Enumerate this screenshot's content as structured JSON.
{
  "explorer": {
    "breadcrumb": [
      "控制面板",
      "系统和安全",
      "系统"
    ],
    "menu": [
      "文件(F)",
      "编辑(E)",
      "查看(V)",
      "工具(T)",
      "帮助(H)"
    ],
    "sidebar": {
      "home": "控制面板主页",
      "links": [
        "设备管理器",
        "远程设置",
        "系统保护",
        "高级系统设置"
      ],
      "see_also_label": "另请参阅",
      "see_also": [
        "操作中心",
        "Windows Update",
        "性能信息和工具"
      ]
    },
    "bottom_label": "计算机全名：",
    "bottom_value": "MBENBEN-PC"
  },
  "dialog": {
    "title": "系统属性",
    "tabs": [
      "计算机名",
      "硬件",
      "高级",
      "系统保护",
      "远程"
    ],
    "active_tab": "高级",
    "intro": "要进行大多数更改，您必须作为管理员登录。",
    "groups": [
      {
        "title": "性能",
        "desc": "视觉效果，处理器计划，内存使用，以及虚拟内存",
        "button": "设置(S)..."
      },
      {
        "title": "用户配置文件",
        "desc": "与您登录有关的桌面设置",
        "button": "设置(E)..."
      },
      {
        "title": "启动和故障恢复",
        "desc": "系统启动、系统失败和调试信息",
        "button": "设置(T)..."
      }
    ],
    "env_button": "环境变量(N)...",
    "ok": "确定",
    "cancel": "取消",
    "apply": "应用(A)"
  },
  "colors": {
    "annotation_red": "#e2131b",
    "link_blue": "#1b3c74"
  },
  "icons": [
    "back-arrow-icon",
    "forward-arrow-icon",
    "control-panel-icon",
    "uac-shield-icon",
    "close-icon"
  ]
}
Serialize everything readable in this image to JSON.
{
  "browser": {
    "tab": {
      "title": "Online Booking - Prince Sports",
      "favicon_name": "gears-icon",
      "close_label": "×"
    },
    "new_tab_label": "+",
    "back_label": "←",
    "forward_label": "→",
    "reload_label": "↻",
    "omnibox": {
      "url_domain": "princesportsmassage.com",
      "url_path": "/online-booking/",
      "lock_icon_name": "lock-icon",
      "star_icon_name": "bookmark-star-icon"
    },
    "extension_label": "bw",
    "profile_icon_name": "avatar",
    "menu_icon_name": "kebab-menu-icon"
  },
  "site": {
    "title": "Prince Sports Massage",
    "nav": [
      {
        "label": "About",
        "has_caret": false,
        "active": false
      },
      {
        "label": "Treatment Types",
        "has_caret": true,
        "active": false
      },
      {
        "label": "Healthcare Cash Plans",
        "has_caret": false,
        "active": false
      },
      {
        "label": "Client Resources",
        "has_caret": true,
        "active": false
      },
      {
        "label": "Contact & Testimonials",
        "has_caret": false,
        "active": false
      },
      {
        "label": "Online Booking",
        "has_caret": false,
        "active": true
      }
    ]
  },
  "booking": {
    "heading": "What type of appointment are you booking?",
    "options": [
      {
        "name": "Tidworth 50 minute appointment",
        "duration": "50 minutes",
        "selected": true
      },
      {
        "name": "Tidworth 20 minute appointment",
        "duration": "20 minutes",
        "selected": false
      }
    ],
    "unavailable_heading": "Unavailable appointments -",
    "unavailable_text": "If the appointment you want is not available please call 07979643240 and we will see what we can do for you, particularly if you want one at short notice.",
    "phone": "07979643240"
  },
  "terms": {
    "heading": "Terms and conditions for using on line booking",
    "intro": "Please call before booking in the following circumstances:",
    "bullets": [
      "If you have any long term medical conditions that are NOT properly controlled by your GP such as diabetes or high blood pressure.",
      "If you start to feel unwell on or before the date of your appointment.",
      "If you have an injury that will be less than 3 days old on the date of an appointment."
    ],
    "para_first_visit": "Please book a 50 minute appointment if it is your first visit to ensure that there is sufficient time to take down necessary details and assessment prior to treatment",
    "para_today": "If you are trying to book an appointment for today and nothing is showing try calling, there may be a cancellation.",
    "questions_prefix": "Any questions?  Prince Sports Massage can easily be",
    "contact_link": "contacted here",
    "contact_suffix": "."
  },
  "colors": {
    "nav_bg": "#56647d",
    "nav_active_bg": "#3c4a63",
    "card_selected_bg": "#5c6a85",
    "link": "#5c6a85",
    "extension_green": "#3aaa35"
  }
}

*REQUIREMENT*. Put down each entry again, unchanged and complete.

*TASK RESULT*.
Enumerate this screenshot's content as structured JSON.
{
  "explorer": {
    "breadcrumb": [
      "控制面板",
      "系统和安全",
      "系统"
    ],
    "menu": [
      "文件(F)",
      "编辑(E)",
      "查看(V)",
      "工具(T)",
      "帮助(H)"
    ],
    "sidebar": {
      "home": "控制面板主页",
      "links": [
        "设备管理器",
        "远程设置",
        "系统保护",
        "高级系统设置"
      ],
      "see_also_label": "另请参阅",
      "see_also": [
        "操作中心",
        "Windows Update",
        "性能信息和工具"
      ]
    },
    "bottom_label": "计算机全名：",
    "bottom_value": "MBENBEN-PC"
  },
  "dialog": {
    "title": "系统属性",
    "tabs": [
      "计算机名",
      "硬件",
      "高级",
      "系统保护",
      "远程"
    ],
    "active_tab": "高级",
    "intro": "要进行大多数更改，您必须作为管理员登录。",
    "groups": [
      {
        "title": "性能",
        "desc": "视觉效果，处理器计划，内存使用，以及虚拟内存",
        "button": "设置(S)..."
      },
      {
        "title": "用户配置文件",
        "desc": "与您登录有关的桌面设置",
        "button": "设置(E)..."
      },
      {
        "title": "启动和故障恢复",
        "desc": "系统启动、系统失败和调试信息",
        "button": "设置(T)..."
      }
    ],
    "env_button": "环境变量(N)...",
    "ok": "确定",
    "cancel": "取消",
    "apply": "应用(A)"
  },
  "colors": {
    "annotation_red": "#e2131b",
    "link_blue": "#1b3c74"
  },
  "icons": [
    "back-arrow-icon",
    "forward-arrow-icon",
    "control-panel-icon",
    "uac-shield-icon",
    "close-icon"
  ]
}
Serialize everything readable in this image to JSON.
{
  "browser": {
    "tab": {
      "title": "Online Booking - Prince Sports",
      "favicon_name": "gears-icon",
      "close_label": "×"
    },
    "new_tab_label": "+",
    "back_label": "←",
    "forward_label": "→",
    "reload_label": "↻",
    "omnibox": {
      "url_domain": "princesportsmassage.com",
      "url_path": "/online-booking/",
      "lock_icon_name": "lock-icon",
      "star_icon_name": "bookmark-star-icon"
    },
    "extension_label": "bw",
    "profile_icon_name": "avatar",
    "menu_icon_name": "kebab-menu-icon"
  },
  "site": {
    "title": "Prince Sports Massage",
    "nav": [
      {
        "label": "About",
        "has_caret": false,
        "active": false
      },
      {
        "label": "Treatment Types",
        "has_caret": true,
        "active": false
      },
      {
        "label": "Healthcare Cash Plans",
        "has_caret": false,
        "active": false
      },
      {
        "label": "Client Resources",
        "has_caret": true,
        "active": false
      },
      {
        "label": "Contact & Testimonials",
        "has_caret": false,
        "active": false
      },
      {
        "label": "Online Booking",
        "has_caret": false,
        "active": true
      }
    ]
  },
  "booking": {
    "heading": "What type of appointment are you booking?",
    "options": [
      {
        "name": "Tidworth 50 minute appointment",
        "duration": "50 minutes",
        "selected": true
      },
      {
        "name": "Tidworth 20 minute appointment",
        "duration": "20 minutes",
        "selected": false
      }
    ],
    "unavailable_heading": "Unavailable appointments -",
    "unavailable_text": "If the appointment you want is not available please call 07979643240 and we will see what we can do for you, particularly if you want one at short notice.",
    "phone": "07979643240"
  },
  "terms": {
    "heading": "Terms and conditions for using on line booking",
    "intro": "Please call before booking in the following circumstances:",
    "bullets": [
      "If you have any long term medical conditions that are NOT properly controlled by your GP such as diabetes or high blood pressure.",
      "If you start to feel unwell on or before the date of your appointment.",
      "If you have an injury that will be less than 3 days old on the date of an appointment."
    ],
    "para_first_visit": "Please book a 50 minute appointment if it is your first visit to ensure that there is sufficient time to take down necessary details and assessment prior to treatment",
    "para_today": "If you are trying to book an appointment for today and nothing is showing try calling, there may be a cancellation.",
    "questions_prefix": "Any questions?  Prince Sports Massage can easily be",
    "contact_link": "contacted here",
    "contact_suffix": "."
  },
  "colors": {
    "nav_bg": "#56647d",
    "nav_active_bg": "#3c4a63",
    "card_selected_bg": "#5c6a85",
    "link": "#5c6a85",
    "extension_green": "#3aaa35"
  }
}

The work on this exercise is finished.